Many of the international collaborative projects with leading international institutions focus on finding frugal solutions to social problems and nation-building. Supporting India’s bold and significant step of the biometrics based unique identification, called Aadhaar, DEI has partnered with this project, since nearly the inception. While biometrics is considered a stable technology now, the age at which biometric traits begin to persist was largely unknown. This is of vital importance because in the lack of this knowledge, biometric registration of children in Aadhaar was designed to start at five years of age. A recent report of the UNICEF states that ten million out of the twenty million annual childbirths in India are unregistered. Lack of proper documentation leads to several troubles including child trafficking, child labor, denial of formal job, bank account, driving license, passport, etc. On the contrary, use of technology for identification of infants and toddlers holds significant social benefits, such as tracking vaccinations and preventing pilferage of funds meant for the purpose. Automated identification can also be used to associate the child’s identity with their parents’. This helps streamline disbursal of benefits for young children, identification of missing children and to prevent swapping of babies in hospitals. DEI and its’ affiliated Saran Ashram Hospital have partnered with the Biometrics Research Group at Michigan State University and are developing algorithms and frugal sensors appropriate for infants, being tested through a longitudinal study starting with a few-hour-olds born in the maternity ward of the hospital, with a fairly high accuracy. This collaborative innovation is now helping drive the national policy regarding the age at which biometric enrolment of infants and toddlers may be initiated. Another project with Michigan State University focuses on the development of frugal diagnostic devices to help with early detection and prevention of diseases.


The benefits of international collaborations at DEI are not limited merely to University students on the main campus but also extend to school students in the DEI system and to students in the rural and tribal areas served by the Institute.
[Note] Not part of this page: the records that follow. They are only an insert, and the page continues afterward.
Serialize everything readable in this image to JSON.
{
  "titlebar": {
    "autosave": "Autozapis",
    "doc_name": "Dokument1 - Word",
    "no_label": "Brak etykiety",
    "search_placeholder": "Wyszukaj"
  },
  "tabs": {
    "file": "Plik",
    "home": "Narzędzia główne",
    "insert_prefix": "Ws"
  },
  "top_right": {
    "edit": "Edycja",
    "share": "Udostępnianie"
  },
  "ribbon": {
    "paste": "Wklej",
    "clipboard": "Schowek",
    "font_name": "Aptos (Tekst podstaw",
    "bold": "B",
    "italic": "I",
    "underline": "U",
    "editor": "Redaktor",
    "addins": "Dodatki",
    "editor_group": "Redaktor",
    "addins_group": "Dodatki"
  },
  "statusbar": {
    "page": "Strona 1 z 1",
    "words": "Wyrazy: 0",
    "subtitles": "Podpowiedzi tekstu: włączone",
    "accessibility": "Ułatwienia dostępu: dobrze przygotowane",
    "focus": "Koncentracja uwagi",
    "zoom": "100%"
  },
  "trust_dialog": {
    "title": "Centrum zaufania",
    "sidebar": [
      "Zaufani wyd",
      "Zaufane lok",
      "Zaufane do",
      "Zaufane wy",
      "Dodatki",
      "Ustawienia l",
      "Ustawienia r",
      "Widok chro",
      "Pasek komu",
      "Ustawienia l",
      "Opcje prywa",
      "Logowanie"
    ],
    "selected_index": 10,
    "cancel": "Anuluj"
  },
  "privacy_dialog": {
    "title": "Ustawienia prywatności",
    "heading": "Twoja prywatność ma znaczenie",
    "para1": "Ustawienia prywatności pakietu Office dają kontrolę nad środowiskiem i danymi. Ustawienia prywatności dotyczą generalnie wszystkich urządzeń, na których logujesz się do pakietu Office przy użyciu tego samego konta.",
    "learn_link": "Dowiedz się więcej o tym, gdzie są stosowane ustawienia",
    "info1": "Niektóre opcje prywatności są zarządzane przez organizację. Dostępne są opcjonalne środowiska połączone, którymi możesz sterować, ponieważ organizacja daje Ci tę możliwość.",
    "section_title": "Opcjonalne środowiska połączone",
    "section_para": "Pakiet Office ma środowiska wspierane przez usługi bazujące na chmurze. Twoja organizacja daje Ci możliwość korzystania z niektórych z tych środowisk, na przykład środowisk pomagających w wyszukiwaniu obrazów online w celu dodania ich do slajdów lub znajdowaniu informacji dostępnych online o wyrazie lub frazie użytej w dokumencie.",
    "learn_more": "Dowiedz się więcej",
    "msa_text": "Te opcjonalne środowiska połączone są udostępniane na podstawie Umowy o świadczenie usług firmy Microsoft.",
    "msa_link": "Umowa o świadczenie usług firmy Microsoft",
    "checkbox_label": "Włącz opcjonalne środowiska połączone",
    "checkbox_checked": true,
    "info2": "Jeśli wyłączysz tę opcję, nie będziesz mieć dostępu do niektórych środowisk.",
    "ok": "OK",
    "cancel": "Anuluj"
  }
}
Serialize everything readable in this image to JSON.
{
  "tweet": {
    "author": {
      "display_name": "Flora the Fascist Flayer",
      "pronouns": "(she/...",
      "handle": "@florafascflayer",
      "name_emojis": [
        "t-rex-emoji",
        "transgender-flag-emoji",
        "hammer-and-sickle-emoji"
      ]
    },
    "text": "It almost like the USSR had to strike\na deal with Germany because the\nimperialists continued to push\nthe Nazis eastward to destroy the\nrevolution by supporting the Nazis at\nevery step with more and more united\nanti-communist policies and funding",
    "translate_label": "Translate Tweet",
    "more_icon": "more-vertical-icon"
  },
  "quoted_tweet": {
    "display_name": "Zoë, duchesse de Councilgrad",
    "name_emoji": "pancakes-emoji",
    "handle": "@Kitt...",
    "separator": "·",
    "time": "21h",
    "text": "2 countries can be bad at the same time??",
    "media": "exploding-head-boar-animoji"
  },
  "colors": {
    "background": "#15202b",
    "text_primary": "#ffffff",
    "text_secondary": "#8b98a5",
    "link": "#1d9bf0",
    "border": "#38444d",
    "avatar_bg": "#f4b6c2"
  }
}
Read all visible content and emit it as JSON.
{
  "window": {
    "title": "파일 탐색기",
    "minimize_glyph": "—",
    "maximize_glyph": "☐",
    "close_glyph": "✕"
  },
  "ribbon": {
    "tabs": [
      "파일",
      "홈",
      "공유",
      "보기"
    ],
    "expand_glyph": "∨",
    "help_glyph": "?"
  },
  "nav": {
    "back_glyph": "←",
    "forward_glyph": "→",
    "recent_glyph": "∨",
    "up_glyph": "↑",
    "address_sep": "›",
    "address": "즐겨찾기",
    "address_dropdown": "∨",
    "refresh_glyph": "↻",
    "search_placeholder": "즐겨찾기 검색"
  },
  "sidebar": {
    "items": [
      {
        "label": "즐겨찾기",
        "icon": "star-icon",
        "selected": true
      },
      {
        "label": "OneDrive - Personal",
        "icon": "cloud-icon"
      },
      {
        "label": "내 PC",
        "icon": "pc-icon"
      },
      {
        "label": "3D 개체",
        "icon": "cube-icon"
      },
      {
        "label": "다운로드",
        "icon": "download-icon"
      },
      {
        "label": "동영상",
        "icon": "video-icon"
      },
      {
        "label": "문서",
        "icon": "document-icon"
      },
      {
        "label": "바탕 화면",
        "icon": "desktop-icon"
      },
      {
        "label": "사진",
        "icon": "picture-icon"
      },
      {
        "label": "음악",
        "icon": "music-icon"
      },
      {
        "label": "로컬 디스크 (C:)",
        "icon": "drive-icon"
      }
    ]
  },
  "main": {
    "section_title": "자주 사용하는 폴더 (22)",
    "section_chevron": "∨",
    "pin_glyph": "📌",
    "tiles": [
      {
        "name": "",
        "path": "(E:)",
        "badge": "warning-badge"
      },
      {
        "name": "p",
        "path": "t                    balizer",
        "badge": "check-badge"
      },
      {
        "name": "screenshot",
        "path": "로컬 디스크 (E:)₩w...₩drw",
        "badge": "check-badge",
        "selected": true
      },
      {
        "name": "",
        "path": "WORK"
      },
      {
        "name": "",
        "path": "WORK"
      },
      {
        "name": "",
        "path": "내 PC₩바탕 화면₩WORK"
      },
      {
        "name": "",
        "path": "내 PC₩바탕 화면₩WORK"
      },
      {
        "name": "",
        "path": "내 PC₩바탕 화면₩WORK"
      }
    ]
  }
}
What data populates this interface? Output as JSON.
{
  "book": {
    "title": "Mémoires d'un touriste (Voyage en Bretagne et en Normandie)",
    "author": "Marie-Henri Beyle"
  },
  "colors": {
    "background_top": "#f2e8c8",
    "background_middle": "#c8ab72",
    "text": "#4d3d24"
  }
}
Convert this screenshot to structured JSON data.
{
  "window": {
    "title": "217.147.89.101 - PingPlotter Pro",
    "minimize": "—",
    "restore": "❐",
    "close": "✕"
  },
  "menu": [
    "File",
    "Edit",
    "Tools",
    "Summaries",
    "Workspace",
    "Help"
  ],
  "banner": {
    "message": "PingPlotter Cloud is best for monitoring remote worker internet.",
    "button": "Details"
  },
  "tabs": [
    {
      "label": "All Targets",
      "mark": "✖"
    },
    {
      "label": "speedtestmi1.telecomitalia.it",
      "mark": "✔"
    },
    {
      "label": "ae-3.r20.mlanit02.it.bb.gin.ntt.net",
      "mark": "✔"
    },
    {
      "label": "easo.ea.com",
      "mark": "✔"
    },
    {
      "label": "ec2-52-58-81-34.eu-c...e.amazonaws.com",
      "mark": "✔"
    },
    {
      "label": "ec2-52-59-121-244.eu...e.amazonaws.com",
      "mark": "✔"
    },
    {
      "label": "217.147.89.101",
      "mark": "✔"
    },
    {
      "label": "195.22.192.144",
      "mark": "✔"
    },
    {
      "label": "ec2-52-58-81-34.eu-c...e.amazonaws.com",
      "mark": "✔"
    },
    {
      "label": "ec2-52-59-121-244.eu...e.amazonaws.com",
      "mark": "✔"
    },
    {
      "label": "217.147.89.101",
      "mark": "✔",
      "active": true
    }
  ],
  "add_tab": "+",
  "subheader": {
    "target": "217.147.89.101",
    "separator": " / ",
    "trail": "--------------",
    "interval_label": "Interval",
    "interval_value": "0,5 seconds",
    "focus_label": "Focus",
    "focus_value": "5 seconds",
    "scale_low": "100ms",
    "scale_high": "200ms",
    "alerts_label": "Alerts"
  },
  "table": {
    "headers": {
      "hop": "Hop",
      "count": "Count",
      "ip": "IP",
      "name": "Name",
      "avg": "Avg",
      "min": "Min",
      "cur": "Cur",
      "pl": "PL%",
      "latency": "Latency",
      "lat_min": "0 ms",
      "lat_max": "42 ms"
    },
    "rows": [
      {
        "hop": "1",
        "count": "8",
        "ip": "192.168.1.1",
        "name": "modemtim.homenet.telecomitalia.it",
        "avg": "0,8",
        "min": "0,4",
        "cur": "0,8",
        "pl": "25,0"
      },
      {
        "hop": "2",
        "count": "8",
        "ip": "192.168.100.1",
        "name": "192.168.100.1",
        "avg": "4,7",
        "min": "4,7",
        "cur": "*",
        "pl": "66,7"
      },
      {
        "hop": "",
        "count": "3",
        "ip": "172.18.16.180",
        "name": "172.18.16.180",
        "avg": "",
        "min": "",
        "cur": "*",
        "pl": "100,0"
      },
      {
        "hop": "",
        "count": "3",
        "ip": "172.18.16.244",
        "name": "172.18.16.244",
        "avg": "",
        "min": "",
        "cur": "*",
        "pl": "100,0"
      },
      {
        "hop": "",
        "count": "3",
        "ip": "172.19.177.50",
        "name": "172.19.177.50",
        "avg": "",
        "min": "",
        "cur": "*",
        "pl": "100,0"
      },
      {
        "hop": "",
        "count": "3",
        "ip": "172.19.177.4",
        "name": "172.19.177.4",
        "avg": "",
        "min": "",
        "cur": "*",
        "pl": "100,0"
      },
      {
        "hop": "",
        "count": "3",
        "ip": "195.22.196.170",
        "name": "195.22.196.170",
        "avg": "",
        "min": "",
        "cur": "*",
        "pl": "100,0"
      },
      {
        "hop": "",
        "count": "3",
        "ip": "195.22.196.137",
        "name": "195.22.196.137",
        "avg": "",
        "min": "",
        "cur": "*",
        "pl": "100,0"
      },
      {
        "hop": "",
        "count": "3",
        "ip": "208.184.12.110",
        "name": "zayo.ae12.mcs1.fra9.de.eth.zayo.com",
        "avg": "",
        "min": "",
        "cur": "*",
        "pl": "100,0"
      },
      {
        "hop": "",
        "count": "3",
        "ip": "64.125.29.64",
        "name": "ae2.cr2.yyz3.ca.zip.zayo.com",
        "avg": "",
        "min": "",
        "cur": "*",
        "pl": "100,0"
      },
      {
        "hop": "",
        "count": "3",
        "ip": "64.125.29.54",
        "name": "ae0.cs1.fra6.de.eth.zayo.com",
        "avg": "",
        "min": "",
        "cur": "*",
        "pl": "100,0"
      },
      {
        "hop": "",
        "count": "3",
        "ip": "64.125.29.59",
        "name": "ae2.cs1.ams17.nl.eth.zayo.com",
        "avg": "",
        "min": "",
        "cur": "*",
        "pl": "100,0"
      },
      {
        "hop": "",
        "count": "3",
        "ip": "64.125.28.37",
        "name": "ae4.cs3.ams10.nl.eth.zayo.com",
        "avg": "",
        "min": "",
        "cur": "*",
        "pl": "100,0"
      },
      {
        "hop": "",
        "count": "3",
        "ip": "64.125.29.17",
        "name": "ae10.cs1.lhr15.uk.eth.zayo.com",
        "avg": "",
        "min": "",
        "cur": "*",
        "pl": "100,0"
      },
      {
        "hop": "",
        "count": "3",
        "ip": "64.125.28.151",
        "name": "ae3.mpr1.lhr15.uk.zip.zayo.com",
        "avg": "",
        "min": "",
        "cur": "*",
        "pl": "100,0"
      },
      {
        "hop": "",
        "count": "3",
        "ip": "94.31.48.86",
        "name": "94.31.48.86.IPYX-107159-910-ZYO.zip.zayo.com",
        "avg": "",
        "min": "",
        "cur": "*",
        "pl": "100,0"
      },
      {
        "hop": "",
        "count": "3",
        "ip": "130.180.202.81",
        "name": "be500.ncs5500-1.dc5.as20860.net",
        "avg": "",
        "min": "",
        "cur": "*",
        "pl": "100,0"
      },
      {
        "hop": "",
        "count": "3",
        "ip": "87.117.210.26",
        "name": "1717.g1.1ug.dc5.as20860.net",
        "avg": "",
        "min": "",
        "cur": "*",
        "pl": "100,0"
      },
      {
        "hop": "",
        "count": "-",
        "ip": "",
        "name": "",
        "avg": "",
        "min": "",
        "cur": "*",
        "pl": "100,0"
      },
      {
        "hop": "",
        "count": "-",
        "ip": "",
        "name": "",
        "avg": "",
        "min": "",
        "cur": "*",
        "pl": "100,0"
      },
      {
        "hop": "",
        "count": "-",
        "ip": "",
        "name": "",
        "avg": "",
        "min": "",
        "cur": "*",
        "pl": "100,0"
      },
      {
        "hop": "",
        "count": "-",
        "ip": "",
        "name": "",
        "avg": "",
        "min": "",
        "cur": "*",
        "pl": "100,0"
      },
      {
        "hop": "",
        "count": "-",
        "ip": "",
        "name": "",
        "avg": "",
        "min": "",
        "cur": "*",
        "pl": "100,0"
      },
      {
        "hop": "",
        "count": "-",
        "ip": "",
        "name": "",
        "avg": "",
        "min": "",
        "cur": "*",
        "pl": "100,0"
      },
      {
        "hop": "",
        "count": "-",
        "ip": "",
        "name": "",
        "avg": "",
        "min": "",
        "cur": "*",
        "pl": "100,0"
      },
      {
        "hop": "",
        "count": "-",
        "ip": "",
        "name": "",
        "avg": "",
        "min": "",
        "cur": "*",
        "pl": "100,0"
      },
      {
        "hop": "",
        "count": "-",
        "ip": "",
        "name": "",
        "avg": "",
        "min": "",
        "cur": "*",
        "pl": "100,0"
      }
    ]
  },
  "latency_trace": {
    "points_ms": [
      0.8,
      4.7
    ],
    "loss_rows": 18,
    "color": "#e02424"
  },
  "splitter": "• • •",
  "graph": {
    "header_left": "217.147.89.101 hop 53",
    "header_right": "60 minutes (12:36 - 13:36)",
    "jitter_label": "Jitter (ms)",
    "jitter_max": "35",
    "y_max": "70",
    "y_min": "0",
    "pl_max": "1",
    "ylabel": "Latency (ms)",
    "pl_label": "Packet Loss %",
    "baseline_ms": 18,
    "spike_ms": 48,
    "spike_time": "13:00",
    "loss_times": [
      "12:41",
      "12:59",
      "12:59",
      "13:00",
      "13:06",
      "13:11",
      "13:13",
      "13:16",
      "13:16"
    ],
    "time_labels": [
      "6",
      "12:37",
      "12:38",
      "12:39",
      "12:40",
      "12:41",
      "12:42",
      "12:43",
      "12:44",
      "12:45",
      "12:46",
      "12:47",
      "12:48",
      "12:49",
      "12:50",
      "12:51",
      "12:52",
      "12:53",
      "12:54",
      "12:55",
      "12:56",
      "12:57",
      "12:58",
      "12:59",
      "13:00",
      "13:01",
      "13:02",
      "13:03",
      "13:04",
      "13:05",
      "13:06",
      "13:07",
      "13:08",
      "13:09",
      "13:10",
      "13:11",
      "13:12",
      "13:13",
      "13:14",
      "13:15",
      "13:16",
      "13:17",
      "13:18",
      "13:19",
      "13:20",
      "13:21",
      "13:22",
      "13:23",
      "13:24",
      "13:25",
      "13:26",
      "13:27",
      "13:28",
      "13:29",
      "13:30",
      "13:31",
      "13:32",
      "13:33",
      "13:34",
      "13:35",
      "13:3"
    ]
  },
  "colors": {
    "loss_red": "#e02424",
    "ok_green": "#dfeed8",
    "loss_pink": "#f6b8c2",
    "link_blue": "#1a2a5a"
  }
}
Another social issue in developing economies is to advance a scientific temperament in societies that are marred with superstition. To many, science is in boring textbooks with some experiments in not so well – equipped school labs – that too generally restricted to the elite. This mindset coupled lack of funds for state-of-the-art laboratories that could have provided an immersive engagement in the scientific process keeps a significant talent away from the STEM fields. The Prakash Lab at Stanford University is a pioneering innovator in frugal science, bringing science to every child’s doorstep at an almost zero cost – through what is now commonly known as Jugaad innovation. Some of the innovations from the lab, the most widely known being a paper origami microscope (foldscope) are being used by DEI school students not only in Dayalbagh, Agra but also in the deep rural area of Murar in Bihar and the tribal hinterlands of Rajaborari in Madhya Pradesh, along with frequent interaction with Stanford University students and faculty. Children at these schools, being able to practice science with their own scientific instrumentation become more sensitive to issues such as hygiene and sanitation and the use of scientific method in agriculture and dairying. The young students also serve as ambassadors of science in their families and communities. This collaboration with Stanford University is now being extensively funded by the Department of Biotechnology.


Environmental consciousness and an extremely low carbon footprint are some of the key values in the core curriculum at DEI, which has partnered with Arizona State University through the Indo-US project under the 21st Century Knowledge Initiatives Scheme. The project aims at developing novel approaches for efficient splitting of water using solar energy for the production of hydrogen as a sustainable as well as a clean source of energy.


DEI has also been the co-organizer for a meaningful scientific dialogue on integrating eastern and western perspectives of consciousness through East-West Forums organized at the Science of Consciousness conferences organized globally from 2012 to 2019. The consciousness programme at DEI has since expanded and matured to merit a global conference of its own and the first version of this new conference series is scheduled to be organized collaboratively with the University of Waterloo at their campus in September 2019.


The strong technology infrastructure at DEI is also utilized for interactive teaching-learning through multi-way videoconferencing. Students at DEI and its international partners regularly participate in collaborative courses where they not only study together in an extended classroom setting but also work on joint projects. One such recent example is with Seneca College of Applied Arts and Technology, a multiple-campus public college located in the Greater Toronto Area of Ontario, Canada and one of the largest vocational education providers in the province. An MoU between DEI and Seneca College was signed in February 2018 and during the session 2018-19 joint courses through videoconferencing and online collaborative learning tools were offered to students at Seneca College, DEI main campus and in the forest tribal area of Rajaborari. Students worked in inter-continental teams for their projects and a student from the Rajaborari tribal campus and the course mentor have been invited to visit Seneca College, Canada.


Students at DEI frequently participate in co-op training, research internships and reciprocity-based exchange programs with our global partners. Some recent two-way exchange programs have been with Kiel University, Germany, the University of Hong Kong, Hong Kong and the University of Sydney, Australia. The solid foundational bedrock with values and qualities woven in every fibre of the DEI fabric attracts international faculty members to undertake honorary joint appointments and to visit regularly to teach from short modules to semester-long courses.